Ben Feferman, CEO of Amuka Esports says that the obvious next stage of growth and M&A activity for esports will be franchising opportunities for sports leagues. “The elephant in the room for the esports industry is whether or not the franchise model will work. Since most of these companies are private, we just don’t know.  But as the next batch of franchises hit the public markets, we’ll be able to look under the hood and really see if these teams can be profitable.”

5) Advertising and sponsorship

Esports fans happen to sit firmly within a demographic that is the hardest to reach for conventional advertisers. They are digital natives, cord-cutters, and those most likely to block digital ads. The industry represents an enormous opportunity to reach this group, and we predict that brands will begin taking better advantage through sponsorship in the coming years.

Another facet of the industry that’s worth noting is the potential for gambling-related activity, should it be legalized in the future. A thriving underground economy currently exists for esports betting; an economy that will only continue to grow in the coming years.

Feferman believes that as the industry progresses, it will also expand to offer more opportunity for the average player. “The size of the professional esports market is very saturated and the market size is largely overstated.  How many more teams can we keep adding? The next big segment in the industry is going to be the casual or amateur gamer and companies that properly monetize that demographic.”

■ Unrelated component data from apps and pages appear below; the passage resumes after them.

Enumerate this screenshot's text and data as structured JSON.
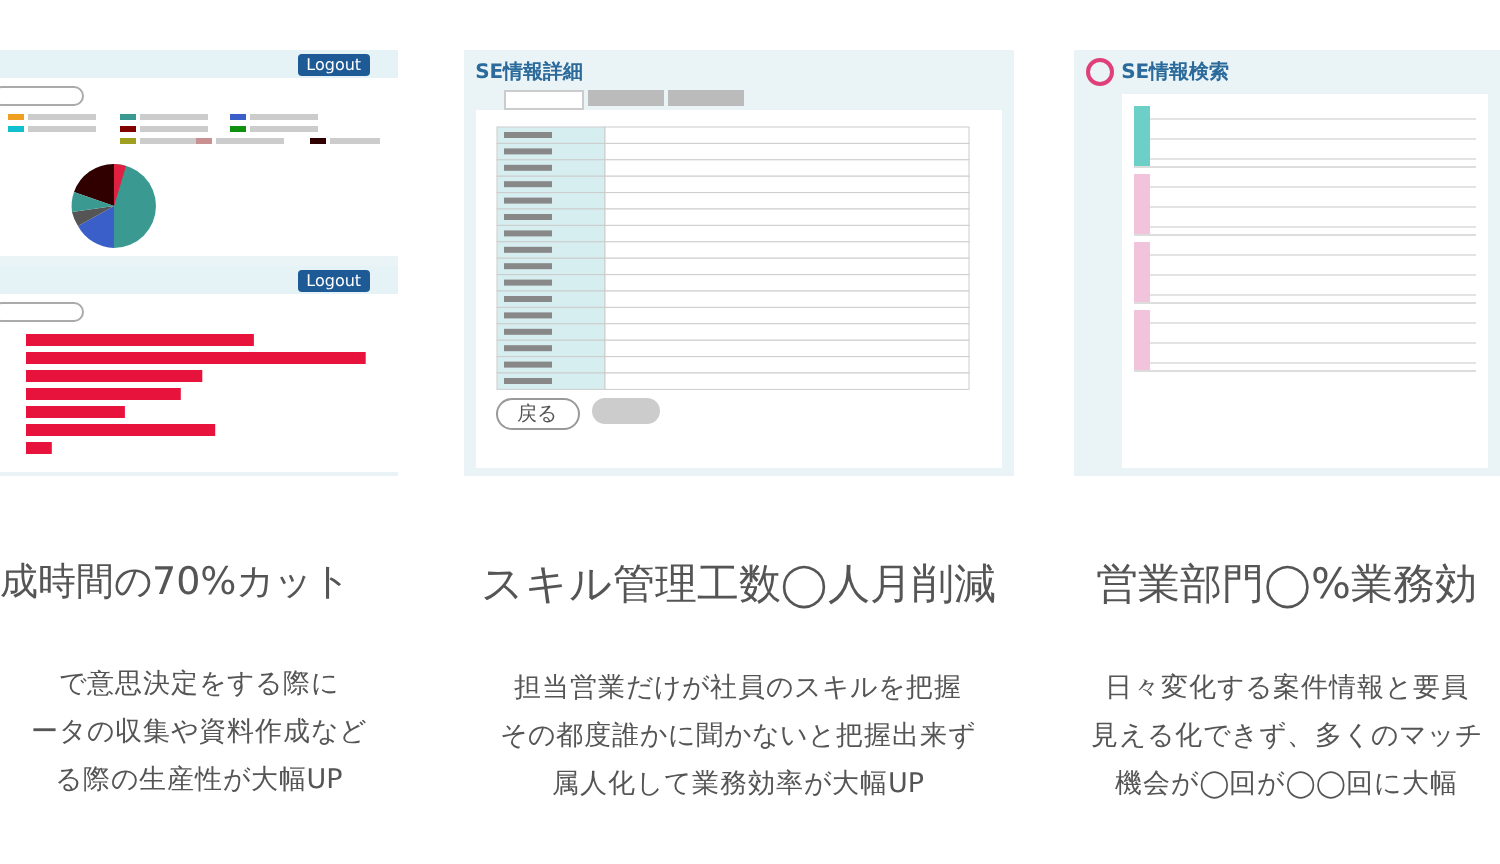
{
  "features": [
    {
      "heading": "成時間の70%カット",
      "lines": [
        "で意思決定をする際に",
        "ータの収集や資料作成など",
        "る際の生産性が大幅UP"
      ],
      "screenshot": {
        "kind": "charts",
        "panels": [
          {
            "logout": "Logout",
            "kind": "pie"
          },
          {
            "logout": "Logout",
            "kind": "bar"
          }
        ]
      }
    },
    {
      "heading": "スキル管理工数◯人月削減",
      "lines": [
        "担当営業だけが社員のスキルを把握",
        "その都度誰かに聞かないと把握出来ず",
        "属人化して業務効率が大幅UP"
      ],
      "screenshot": {
        "kind": "detail",
        "title": "SE情報詳細",
        "tabs": [
          {
            "selected": true
          },
          {
            "selected": false
          },
          {
            "selected": false
          }
        ],
        "back_button": "戻る"
      }
    },
    {
      "heading": "営業部門◯%業務効",
      "lines": [
        "日々変化する案件情報と要員",
        "見える化できず、多くのマッチ",
        "機会が◯回が◯◯回に大幅"
      ],
      "screenshot": {
        "kind": "list",
        "title": "SE情報検索",
        "rows": [
          {
            "color": "#6ccfc8"
          },
          {
            "color": "#f2c4dc"
          },
          {
            "color": "#f2c4dc"
          },
          {
            "color": "#f2c4dc"
          }
        ]
      }
    }
  ]
}
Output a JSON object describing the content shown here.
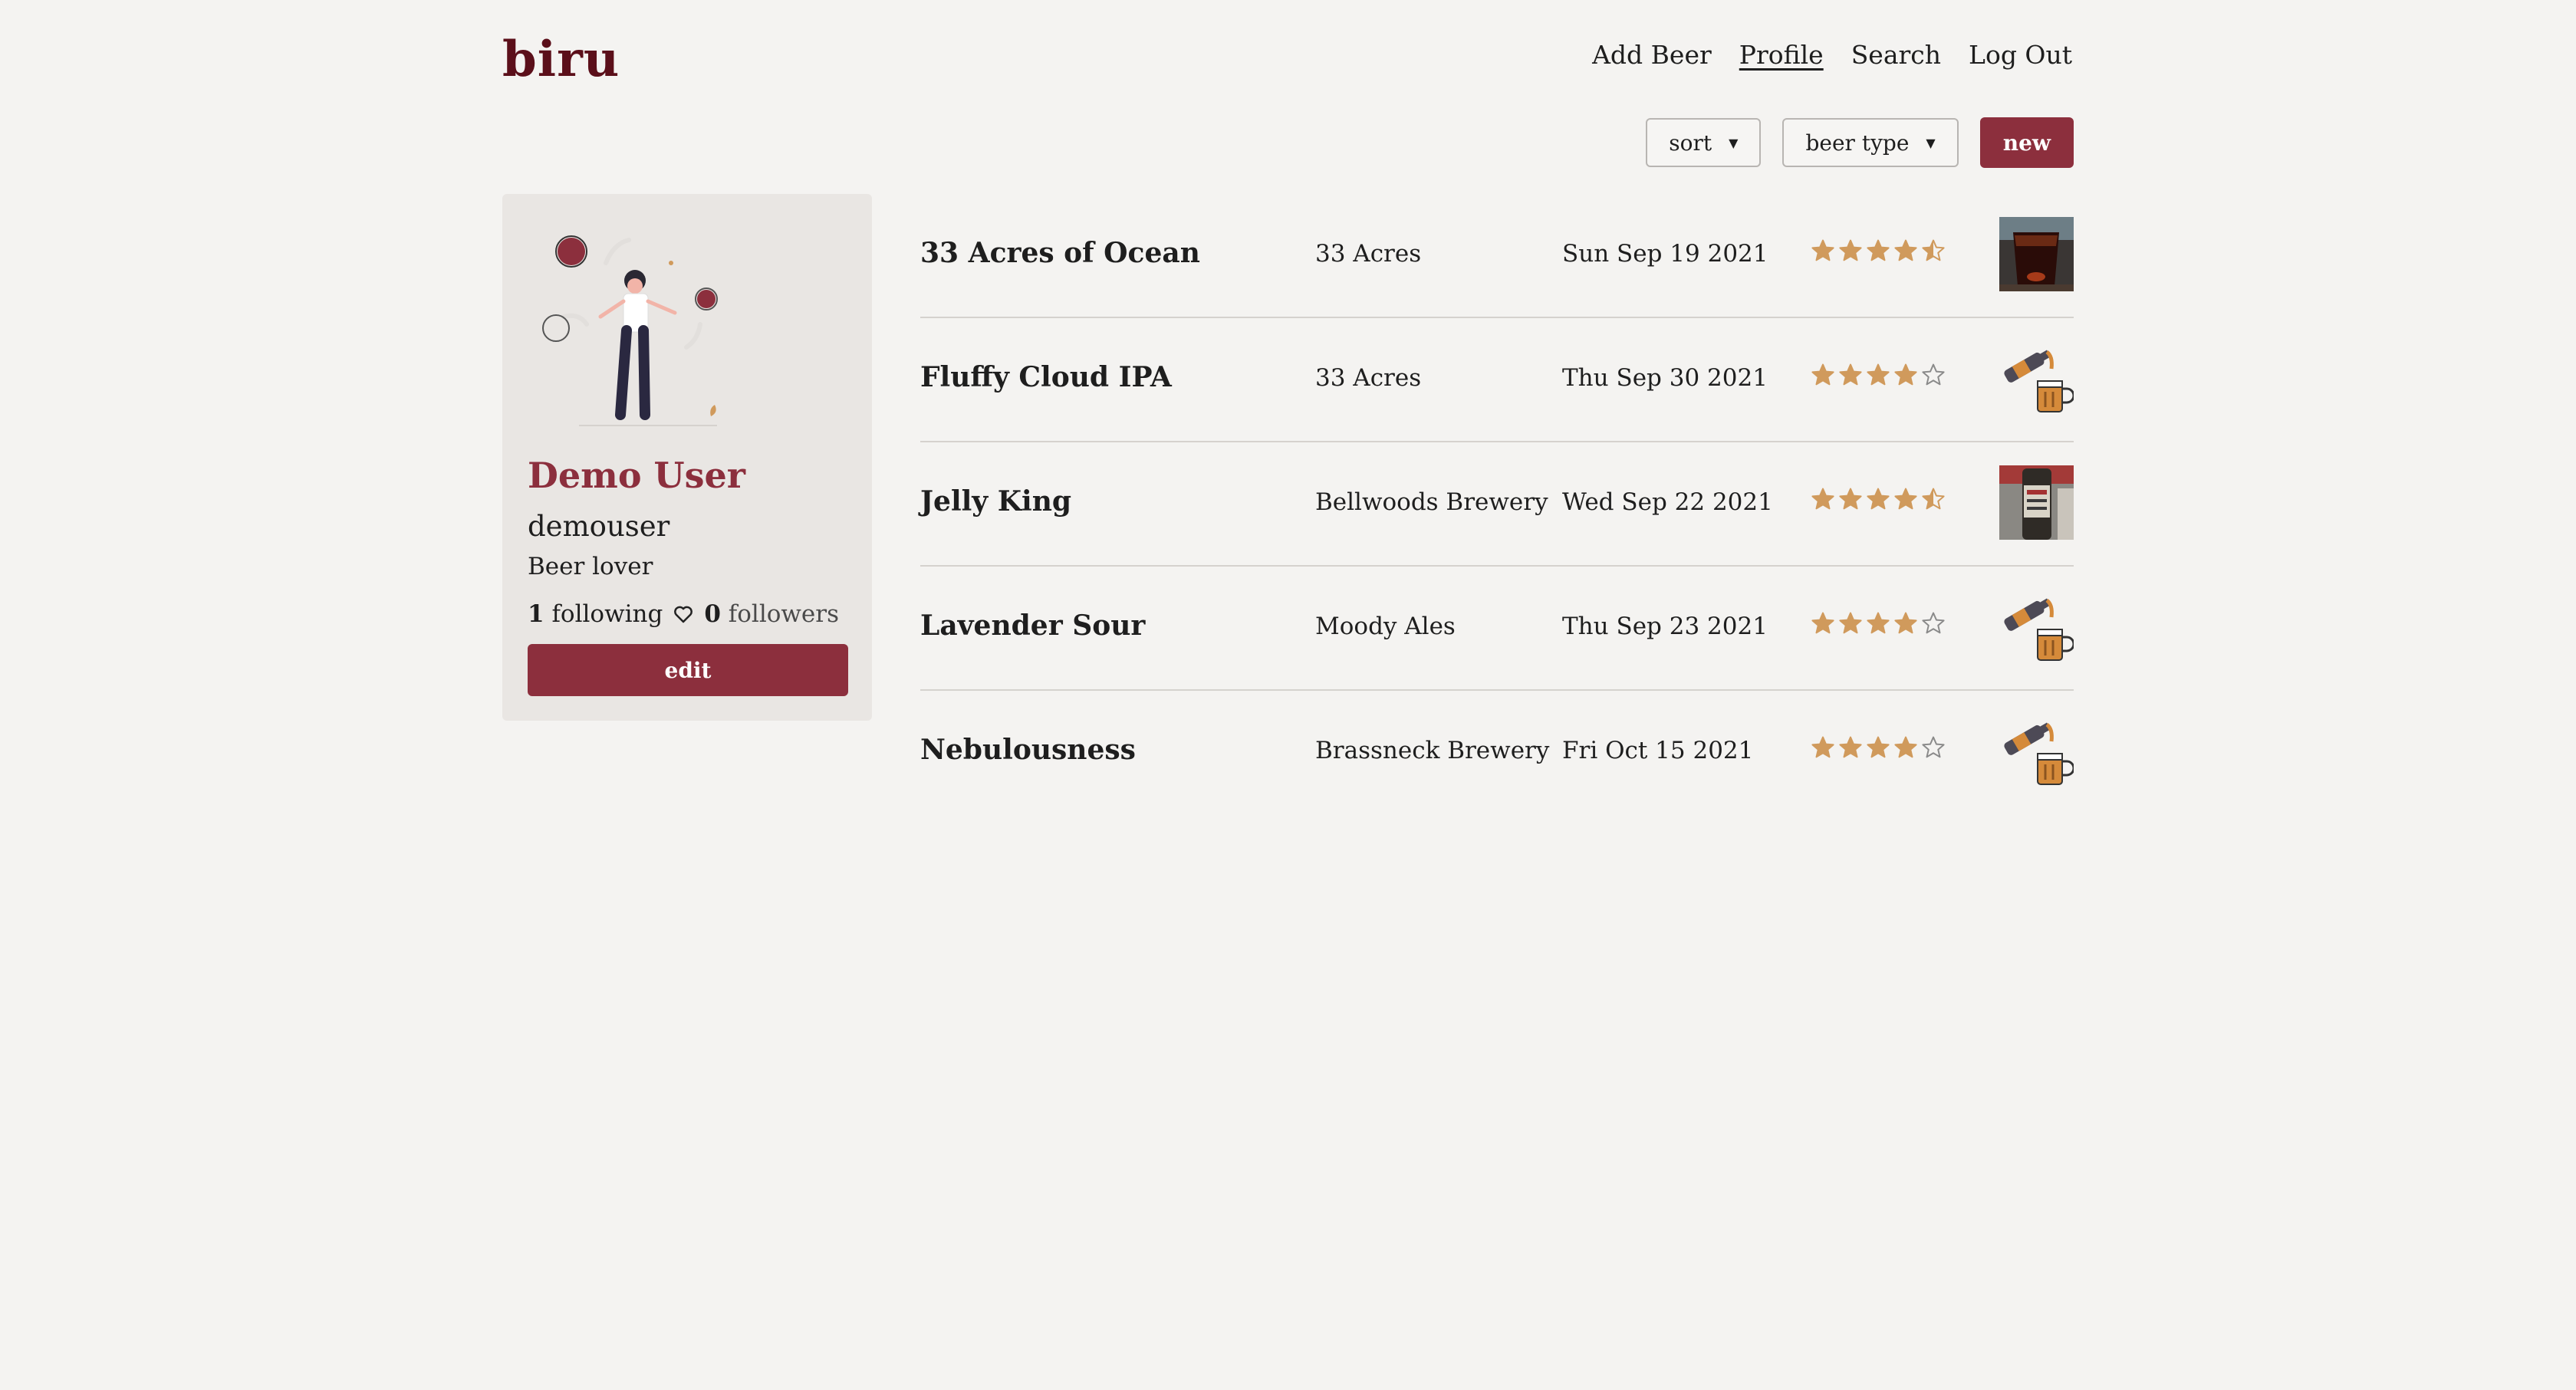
{
  "brand": {
    "logo": "biru",
    "accent": "#8c2f3d",
    "star_color": "#d09a5c"
  },
  "nav": {
    "add_beer": "Add Beer",
    "profile": "Profile",
    "search": "Search",
    "logout": "Log Out"
  },
  "toolbar": {
    "sort_label": "sort",
    "type_label": "beer type",
    "new_label": "new"
  },
  "profile": {
    "name": "Demo User",
    "username": "demouser",
    "bio": "Beer lover",
    "following_count": "1",
    "following_label": "following",
    "followers_count": "0",
    "followers_label": "followers",
    "edit_label": "edit"
  },
  "beers": [
    {
      "name": "33 Acres of Ocean",
      "brewery": "33 Acres",
      "date": "Sun Sep 19 2021",
      "rating": 4.5,
      "image": "dark-beer-photo"
    },
    {
      "name": "Fluffy Cloud IPA",
      "brewery": "33 Acres",
      "date": "Thu Sep 30 2021",
      "rating": 4,
      "image": "beer-pour-icon"
    },
    {
      "name": "Jelly King",
      "brewery": "Bellwoods Brewery",
      "date": "Wed Sep 22 2021",
      "rating": 4.5,
      "image": "bottle-photo"
    },
    {
      "name": "Lavender Sour",
      "brewery": "Moody Ales",
      "date": "Thu Sep 23 2021",
      "rating": 4,
      "image": "beer-pour-icon"
    },
    {
      "name": "Nebulousness",
      "brewery": "Brassneck Brewery",
      "date": "Fri Oct 15 2021",
      "rating": 4,
      "image": "beer-pour-icon"
    }
  ]
}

Though it’s difficult to accurately forecast industry trends, as tech business experts with decades of experience supporting cutting-edge start-ups, the team at Zeifmans is well-positioned to interpret such projections. To learn more about how esports might align with your future activities, contact one of our experts today.

[1] Miller Thomson, “Esports: The Next Billion Dollar Industry”,

[2] Investment Bank, “Esports- VC and M&A Trends, Valuations, and Investments”,

[3] ESports Observer, “Tencent CEO Highlights Shanghai Esports at the World Artificial Intelligence Conference”,

[4] JLL, “How the Growth of Esports is Driving Development”,

[5] Investment Bank, “Esports- VC and M&A Trends, Valuations, and Investments”,


Q&A with Partner, Jennifer Chasson

Q&A with Partner, Jennifer Chasson

With over 25 years of experience and 100+ successful transactions under her belt, Partner, Jennifer Chasson, brings invaluable expertise to the table. Whether it’s guiding as an advisor, mentor underwriter, ...